  5. ^ Theodore Abū Qurrah, translated by John C. Lamoreaux, Middle Eastern Texts Initiative: The Library of the Christian East, 1 (Brigham Young University Press, 2005)
  6. ^ S.H. Griffith, 'Theodore Abū Qurrah's Arabic Tract on the Christian Practice of Venerating Images', Journal of the American Oriental Society 105:1 (1985), pp. 53–73, at p. 53. See also Juan Pedro Monferrer Sala, ‘Una muestra de kalam cristiano: Abu Qurra en la sección novena del Kitab muyadalat ma’ al-mutakallimin al-muslimin fi maylis al-Jalifa al-Ma’mun’, in Las raíces de la cultura europea : ensayos en homenaje al profesor Joaquín Lomba, edd. Elvira Burgos Díaz, José Solana Dueso & Pedro Luis Blasco Aznar (Institución Fernando el Católico, 2004)
  7. ^ I. Krackovskij, 'Theodore Abū Qurrah in the Muslim Writers of the Ninth-Tenth Centuries', Christianskij Vostok, 4 (1915), p. 306; I. Dick, 'Un continuateur arabe de Saint Jean Damascène: Théodore Abuqurra, évêque melkite de Harran', Proche Orient Chrétien, 12 (1962), p. 328.

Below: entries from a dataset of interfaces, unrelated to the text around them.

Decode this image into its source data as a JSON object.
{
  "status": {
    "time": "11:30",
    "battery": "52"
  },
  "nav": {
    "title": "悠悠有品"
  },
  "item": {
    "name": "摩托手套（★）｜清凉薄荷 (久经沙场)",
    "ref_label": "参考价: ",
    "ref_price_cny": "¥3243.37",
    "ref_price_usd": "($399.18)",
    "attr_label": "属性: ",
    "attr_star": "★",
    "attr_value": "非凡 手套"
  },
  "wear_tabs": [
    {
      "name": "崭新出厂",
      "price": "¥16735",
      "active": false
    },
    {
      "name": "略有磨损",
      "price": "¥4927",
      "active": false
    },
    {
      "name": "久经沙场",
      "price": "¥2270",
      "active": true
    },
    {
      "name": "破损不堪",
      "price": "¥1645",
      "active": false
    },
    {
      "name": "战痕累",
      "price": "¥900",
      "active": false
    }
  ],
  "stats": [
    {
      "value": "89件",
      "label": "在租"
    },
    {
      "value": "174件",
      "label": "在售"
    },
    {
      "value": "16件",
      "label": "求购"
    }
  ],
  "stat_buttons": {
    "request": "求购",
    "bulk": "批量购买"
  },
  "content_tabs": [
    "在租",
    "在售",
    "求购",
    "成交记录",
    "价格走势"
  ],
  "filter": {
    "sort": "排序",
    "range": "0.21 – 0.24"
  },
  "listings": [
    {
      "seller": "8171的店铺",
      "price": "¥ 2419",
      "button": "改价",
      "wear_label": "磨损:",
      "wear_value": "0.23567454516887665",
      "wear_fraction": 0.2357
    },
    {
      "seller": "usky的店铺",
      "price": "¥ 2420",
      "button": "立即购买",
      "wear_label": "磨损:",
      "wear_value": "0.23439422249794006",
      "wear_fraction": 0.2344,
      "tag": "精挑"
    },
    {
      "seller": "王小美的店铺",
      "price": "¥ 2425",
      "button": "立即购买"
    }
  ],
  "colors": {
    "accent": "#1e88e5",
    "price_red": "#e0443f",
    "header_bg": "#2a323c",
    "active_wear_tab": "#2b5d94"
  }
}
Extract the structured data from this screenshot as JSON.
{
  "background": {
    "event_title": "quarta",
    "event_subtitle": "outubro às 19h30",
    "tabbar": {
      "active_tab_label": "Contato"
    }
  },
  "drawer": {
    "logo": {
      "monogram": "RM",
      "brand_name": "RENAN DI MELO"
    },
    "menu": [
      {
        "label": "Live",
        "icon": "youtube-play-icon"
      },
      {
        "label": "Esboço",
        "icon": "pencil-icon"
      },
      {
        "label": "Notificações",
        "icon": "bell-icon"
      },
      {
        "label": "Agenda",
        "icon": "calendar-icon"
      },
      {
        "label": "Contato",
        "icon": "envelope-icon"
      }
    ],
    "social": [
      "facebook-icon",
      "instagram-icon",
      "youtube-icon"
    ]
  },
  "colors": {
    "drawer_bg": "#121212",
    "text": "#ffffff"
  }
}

  8. ^ Sydney H. Griffith, The Church in the Shadow of the Mosque: Christians and Muslims in the world of Islam (Princeton University Press, 2008), p. 107; J. C. Lamoureaux, 'Theodore Abū Qurra', in Bibliographical History of Christian-Muslim Relations (Brill, 2009), p. 408.

External links[edit]